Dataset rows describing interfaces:
******

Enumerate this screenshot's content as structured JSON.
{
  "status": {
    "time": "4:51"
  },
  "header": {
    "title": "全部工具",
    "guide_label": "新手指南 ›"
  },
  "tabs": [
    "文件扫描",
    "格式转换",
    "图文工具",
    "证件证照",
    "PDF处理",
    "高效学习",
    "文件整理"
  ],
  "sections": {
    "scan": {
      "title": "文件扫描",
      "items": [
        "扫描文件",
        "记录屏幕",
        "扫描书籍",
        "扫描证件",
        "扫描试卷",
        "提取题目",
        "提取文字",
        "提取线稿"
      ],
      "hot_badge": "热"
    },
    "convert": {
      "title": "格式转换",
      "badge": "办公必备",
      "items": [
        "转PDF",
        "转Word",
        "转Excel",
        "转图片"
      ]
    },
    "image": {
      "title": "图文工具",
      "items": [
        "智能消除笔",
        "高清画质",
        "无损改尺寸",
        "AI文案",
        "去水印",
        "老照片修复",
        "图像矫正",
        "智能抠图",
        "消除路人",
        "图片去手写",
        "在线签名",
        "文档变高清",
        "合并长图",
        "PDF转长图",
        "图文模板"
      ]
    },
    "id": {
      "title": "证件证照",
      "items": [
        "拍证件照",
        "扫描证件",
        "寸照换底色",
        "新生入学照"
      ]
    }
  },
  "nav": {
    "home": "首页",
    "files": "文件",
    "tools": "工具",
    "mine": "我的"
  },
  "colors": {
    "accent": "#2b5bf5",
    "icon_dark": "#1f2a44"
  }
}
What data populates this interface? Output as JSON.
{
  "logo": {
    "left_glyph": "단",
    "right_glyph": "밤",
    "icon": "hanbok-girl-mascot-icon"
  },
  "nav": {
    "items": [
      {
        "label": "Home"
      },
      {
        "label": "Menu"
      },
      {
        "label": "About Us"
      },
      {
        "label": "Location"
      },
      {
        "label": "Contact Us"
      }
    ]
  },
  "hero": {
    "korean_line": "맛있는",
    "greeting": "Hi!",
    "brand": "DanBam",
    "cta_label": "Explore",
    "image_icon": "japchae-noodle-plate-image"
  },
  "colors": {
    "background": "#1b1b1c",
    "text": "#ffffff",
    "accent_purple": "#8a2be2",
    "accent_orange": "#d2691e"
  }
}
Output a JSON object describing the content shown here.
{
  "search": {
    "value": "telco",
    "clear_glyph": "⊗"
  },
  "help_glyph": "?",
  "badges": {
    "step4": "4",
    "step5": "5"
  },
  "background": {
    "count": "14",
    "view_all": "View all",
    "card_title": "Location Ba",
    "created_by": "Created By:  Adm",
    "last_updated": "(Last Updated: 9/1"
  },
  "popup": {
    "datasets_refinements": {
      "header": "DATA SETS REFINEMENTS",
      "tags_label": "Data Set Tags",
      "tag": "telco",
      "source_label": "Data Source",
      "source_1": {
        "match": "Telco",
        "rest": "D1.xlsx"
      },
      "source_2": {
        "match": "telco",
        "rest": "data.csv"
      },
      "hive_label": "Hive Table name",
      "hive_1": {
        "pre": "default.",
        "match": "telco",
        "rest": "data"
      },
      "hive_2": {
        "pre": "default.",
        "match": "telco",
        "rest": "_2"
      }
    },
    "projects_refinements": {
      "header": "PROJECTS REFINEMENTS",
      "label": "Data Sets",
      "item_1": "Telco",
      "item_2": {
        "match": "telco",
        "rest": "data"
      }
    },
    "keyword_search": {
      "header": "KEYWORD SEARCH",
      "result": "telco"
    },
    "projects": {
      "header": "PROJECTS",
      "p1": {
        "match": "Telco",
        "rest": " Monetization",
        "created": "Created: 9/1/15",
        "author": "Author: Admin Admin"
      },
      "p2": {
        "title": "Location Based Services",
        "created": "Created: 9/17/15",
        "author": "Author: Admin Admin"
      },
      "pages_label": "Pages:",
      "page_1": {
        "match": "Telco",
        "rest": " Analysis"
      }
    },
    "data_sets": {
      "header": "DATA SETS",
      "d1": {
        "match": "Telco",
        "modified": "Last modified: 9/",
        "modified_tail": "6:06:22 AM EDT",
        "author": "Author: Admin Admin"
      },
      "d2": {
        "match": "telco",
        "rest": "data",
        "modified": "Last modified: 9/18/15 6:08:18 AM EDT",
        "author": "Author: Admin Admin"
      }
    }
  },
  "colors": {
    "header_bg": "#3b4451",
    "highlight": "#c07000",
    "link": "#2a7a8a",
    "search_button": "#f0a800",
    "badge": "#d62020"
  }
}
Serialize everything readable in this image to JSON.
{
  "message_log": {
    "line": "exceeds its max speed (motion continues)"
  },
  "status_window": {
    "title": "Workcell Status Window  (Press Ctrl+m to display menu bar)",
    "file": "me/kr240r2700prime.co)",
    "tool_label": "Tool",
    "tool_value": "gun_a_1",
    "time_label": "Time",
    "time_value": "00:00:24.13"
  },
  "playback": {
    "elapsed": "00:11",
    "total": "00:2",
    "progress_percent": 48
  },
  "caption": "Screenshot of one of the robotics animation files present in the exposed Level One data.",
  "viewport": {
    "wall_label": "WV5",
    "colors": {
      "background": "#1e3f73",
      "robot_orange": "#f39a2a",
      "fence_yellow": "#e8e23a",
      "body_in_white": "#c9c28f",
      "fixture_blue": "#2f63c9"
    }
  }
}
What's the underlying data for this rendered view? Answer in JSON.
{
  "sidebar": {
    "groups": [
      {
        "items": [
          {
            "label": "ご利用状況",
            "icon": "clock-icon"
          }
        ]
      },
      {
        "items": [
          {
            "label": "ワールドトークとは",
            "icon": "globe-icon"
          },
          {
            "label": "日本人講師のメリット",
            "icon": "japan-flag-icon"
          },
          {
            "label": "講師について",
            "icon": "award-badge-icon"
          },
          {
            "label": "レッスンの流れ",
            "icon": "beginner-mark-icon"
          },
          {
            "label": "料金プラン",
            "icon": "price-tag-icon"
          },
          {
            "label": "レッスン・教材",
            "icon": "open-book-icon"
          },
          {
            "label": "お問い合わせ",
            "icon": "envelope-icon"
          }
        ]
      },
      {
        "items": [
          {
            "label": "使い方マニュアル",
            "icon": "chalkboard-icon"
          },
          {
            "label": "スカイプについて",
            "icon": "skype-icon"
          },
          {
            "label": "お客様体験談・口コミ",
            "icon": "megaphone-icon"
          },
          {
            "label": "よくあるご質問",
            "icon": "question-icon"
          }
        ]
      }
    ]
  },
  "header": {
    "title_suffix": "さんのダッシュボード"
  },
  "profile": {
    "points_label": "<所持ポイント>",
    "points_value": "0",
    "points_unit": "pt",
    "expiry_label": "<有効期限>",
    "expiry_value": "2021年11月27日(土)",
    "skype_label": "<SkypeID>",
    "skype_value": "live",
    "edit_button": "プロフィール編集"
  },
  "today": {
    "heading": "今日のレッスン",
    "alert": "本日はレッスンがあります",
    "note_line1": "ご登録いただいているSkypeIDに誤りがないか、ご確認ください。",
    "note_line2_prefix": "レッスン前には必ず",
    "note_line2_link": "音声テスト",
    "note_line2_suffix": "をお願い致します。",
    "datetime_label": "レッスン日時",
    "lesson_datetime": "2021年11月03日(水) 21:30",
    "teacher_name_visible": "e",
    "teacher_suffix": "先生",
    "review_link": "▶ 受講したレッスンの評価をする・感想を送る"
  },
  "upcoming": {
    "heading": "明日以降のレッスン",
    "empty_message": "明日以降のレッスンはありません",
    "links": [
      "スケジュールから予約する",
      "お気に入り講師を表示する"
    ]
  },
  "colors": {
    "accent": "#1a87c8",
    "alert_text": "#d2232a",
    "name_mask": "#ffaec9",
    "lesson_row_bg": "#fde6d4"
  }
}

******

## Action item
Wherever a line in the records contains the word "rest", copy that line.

## Task answer
        "rest": "D1.xlsx"
        "rest": "data.csv"
        "rest": "data"
        "rest": "_2"
        "rest": "data"
        "rest": " Monetization",
        "rest": " Analysis"
        "rest": "data",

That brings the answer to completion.